“We now have anywhere between 60 and 80 percent of the public in favor of repeal, and these polls included majorities of Republicans, conservatives, and church goers,” he added. “For a popular president like Obama, who was elected on a mandate for change and campaigned on a promise to end this policy, that would serve him better than the delay and defeat Clinton faced.”
Since its establishment in 1998, UCSB’s Palm Center has been regarded as a key source of information and research about the DADT policy and its effects, delivering briefings for several military organizations cited on the center’s website. Most recently, the center released a study in May which said the president could end the policy with an executive order.
Since then, however, Defense Secretary Robert Gates has said that the Pentagon would attempt through administrative action to make DADT “more flexible until the law is changed,” throwing the onus of overturning the policy on the Congress. Obama echoed that view in a recent interview on CNN.
The history of DADT extends back to 1981 when a full ban on homosexual service personnel was instituted by the Department of Defense. In 1993, President Clinton commissioned a six-month study to investigate the effects of a potential repeal of the 1981 directive, but met with criticism from his Joint Chiefs of Staff and members of Congress, among other groups. What emerged was the compromise: “Don’t Ask, Don’t Tell, Don’t Pursue” aimed at allowing closeted homosexuals to serve, but requiring dismissal if evidence of homosexual conduct surfaced. This 1993 White House briefing shows that even top administration officials had difficulty describing the policy they were implementing.
Since then, nearly 13,000 gay service members have been dismissed under DADT, including a handful of invaluable Arabic translators. These factors have prompted a reexamination of the issue. Frank said that he believes the wording Secretary Gates chose in his statement could only indicate an eventual repeal of the 16 year old policy.
“It is interesting wording,” Frank said. “Most people know that the White House changed its website from ‘repeal the policy’ to ‘change to policy.’ It’s trying to buy itself some wiggle room, but I don’t know what change would mean in any long term way other than repeal. Gates and Obama are looking for a way to change the way the law is applied. In the case of the gay ban, any cracks in Humpty Dumpty are the beginning of the end.”
How other nation’s militaries handle it: The Associated Press recently published an article detailing the policies for openly gay personnel in comparable militaries around the world. It shows that some of our most prominent Western allies have maintained a policy of open service for at least a decade and have suffered no detriment either politically or logistically.
Britain, the only major partner in George W. Bush’s “Coalition of the Willing,” lifted their gay service ban in 1999, a decision embraced by then-Prime Minister Tony Blair. Australia’s servicemen and women marched beside peers and even a general in Sydney’s Gay and Lesbian Mardi Gras Parade, after nearly 17 years of being allowed to serve in their country’s military.
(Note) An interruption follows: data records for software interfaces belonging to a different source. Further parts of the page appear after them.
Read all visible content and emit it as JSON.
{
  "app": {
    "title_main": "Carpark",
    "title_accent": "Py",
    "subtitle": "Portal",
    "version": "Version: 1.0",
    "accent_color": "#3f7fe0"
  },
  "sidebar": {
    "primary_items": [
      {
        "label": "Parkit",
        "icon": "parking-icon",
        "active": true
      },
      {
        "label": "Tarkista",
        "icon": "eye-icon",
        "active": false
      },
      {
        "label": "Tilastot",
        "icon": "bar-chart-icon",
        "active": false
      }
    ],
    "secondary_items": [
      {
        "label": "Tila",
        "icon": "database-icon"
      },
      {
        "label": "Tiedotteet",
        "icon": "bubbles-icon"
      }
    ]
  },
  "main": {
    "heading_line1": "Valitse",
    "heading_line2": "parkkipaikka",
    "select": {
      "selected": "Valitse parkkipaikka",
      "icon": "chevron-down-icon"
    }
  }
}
Even Israel, protected by one of the most embattled militaries in the world, has allowed openly gay service since 1993.
Calbuzz asked Frank what was behind the difference between these and U.S. policies:
“The Christian right was the single most important variable in ensuring in 1993 that we didn’t have reform,” Frank said. “I don’t think there’s a comparable political constituency in any other westernized country. Israel has a conservative right but it hasn’t made homosexuality its cause célèbre.
“The Christian right advised their political advisors to say [openly gay service] would undermine the military because the national security frame would sell better. In addition to the moral and religious concerns which are unique to us, there is a large population here which is uncomfortable with homosexuality.”
Calbuzz intern Evan Wagstaff is Opinion Editor of The Daily Nexus newspaper at UCSB.